The salespeople also responded in different ways to this threat: whilst the self-focused Dutch felt an urge to hide from others to avoid pain, the relationship-focused Filipinos felt the need to approach people in order to repair the relationship.

The most extraordinary finding of this study is that the outcomes related to the two strategies were completely different: a focus on the self resulted in poor communication, low relationship-building behaviors, and decreased job performance; a focus on relationships led to improved customer relationships, more prosocial behaviors towards colleagues, and increased job performance.

Avoiding others might provide momentary relief from pain, but in the long-term, confronting shame and accepting its social nature is the winning strategy.

Shame can be hard to deal with, but when we face it, being open about our feelings, being careful to dissociate who we are from the things we’ve done, and approaching others rather than hiding, can help us make better decisions and improve our sense of connectedness.

Sonia Codreanu
Sonia Codreanu
Psychometrics Analyst at Wonder
Sonia Codreanu is a psychology student at the University of Bath and a psychometrics analyst for Wonder. She's passionate about personality testing and investigates innovative ways in which it can be used to improve human performance and connection. In her spare time, she loves dancing.

5 Infallible Ways to Become Even More Likable

Connection, Social Skills

Loving and accepting yourself is paramount, but being someone others enjoy having around can also help make you happier and more successful.

A Harvard study suggests that, at work, being likable matters more than being smart or competent. Researchers found that most people prefer to work with someone they like than with someone they don’t like, even if the person they don’t like could do a better job.

Scientists also have solid evidence that strong social relationships — a direct result of being able to get along with people — has been proven to increase someone’s survival odds by 50%. That’s twice as much as exercise, and just as powerful as not smoking.

So, while it’s vitally important to have a positive self-esteem, the esteem of others’ goes a long way in your health, success and happiness too.

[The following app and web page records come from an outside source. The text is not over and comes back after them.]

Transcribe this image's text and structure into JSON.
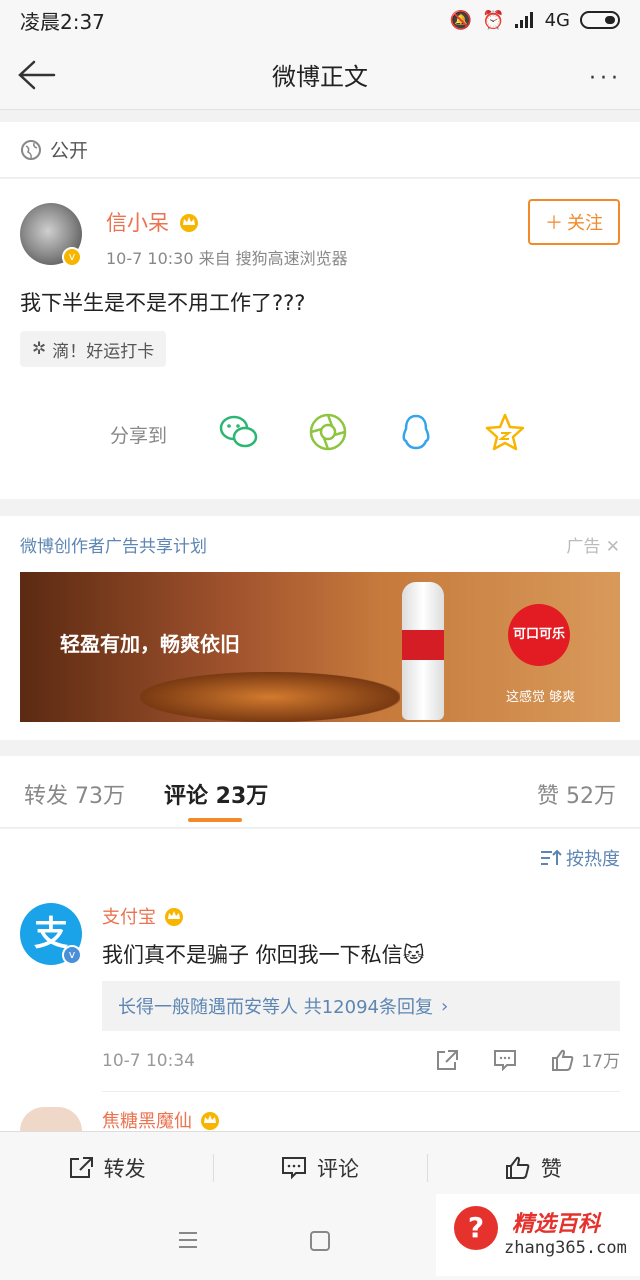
{
  "status_bar": {
    "time": "凌晨2:37",
    "network": "4G"
  },
  "nav": {
    "title": "微博正文",
    "more": "···"
  },
  "visibility": {
    "label": "公开"
  },
  "post": {
    "author": "信小呆",
    "time_source": "10-7 10:30  来自 搜狗高速浏览器",
    "follow_label": "关注",
    "text": "我下半生是不是不用工作了???",
    "tag": "滴！好运打卡",
    "share_label": "分享到"
  },
  "ad": {
    "title": "微博创作者广告共享计划",
    "label": "广告",
    "slogan": "轻盈有加，畅爽依旧",
    "brand": "可口可乐",
    "tagline": "这感觉 够爽"
  },
  "tabs": {
    "repost": "转发 73万",
    "comment": "评论 23万",
    "like": "赞 52万"
  },
  "comments": {
    "sort_label": "按热度",
    "items": [
      {
        "author": "支付宝",
        "avatar_char": "支",
        "text": "我们真不是骗子 你回我一下私信",
        "replies": "长得一般随遇而安等人  共12094条回复",
        "time": "10-7 10:34",
        "likes": "17万"
      },
      {
        "author": "焦糖黑魔仙"
      }
    ]
  },
  "action_bar": {
    "repost": "转发",
    "comment": "评论",
    "like": "赞"
  },
  "watermark": {
    "title": "精选百科",
    "url": "zhang365.com",
    "mark": "?"
  },
  "colors": {
    "accent_orange": "#f28a2a",
    "name_orange": "#eb7350",
    "link_blue": "#5d86b3"
  }
}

Now, how do you increase your people skills? Here are five strategies that have been proven to work:

Expect the best
Be a social optimist and expect that the new people you meet are going to love you. You will subconsciously be more open and warmer with those you are talking to, and of course, be much more approachable.

Pay Attention
Is someone talking to you? Then sit upright, put the phone away, and make eye contact. Giving people your undivided attention will make them feel important. And everybody likes to feel important.

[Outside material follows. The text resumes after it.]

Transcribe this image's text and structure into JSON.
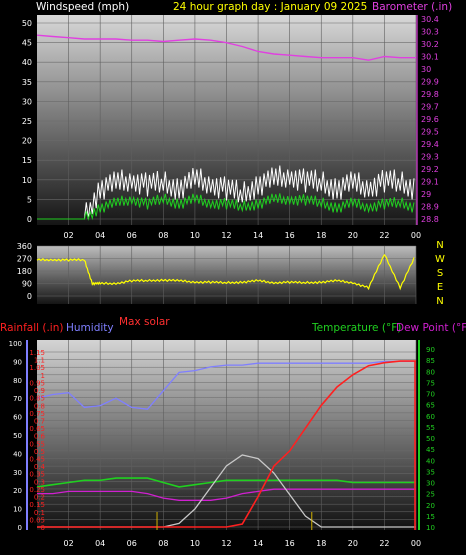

Don’t Brag
Are you awesome? Have you just come back from a trip around the world? Good for you, but don’t tell everyone. Research shows that self-promotion tends to backfire, and that sharing stories of your incredible adventures may actually lead to people excluding you.

Ask For Advice
When you ask people for advice, it makes them feel like experts. Never miss an opportunity to ask others for tips, whether it’s for an upcoming trip, a great place to eat, or feedback here on Wonder. They’ll love it that you thought to ask them in the first place.

Be Curious
Dale Carnegie said, “You can make more friends in two months by becoming interested in other people than you can in two years by trying to get other people interested you.” So ask questions, try to really get to know people. They’ll be surprised (and delighted!) you want to know more about them.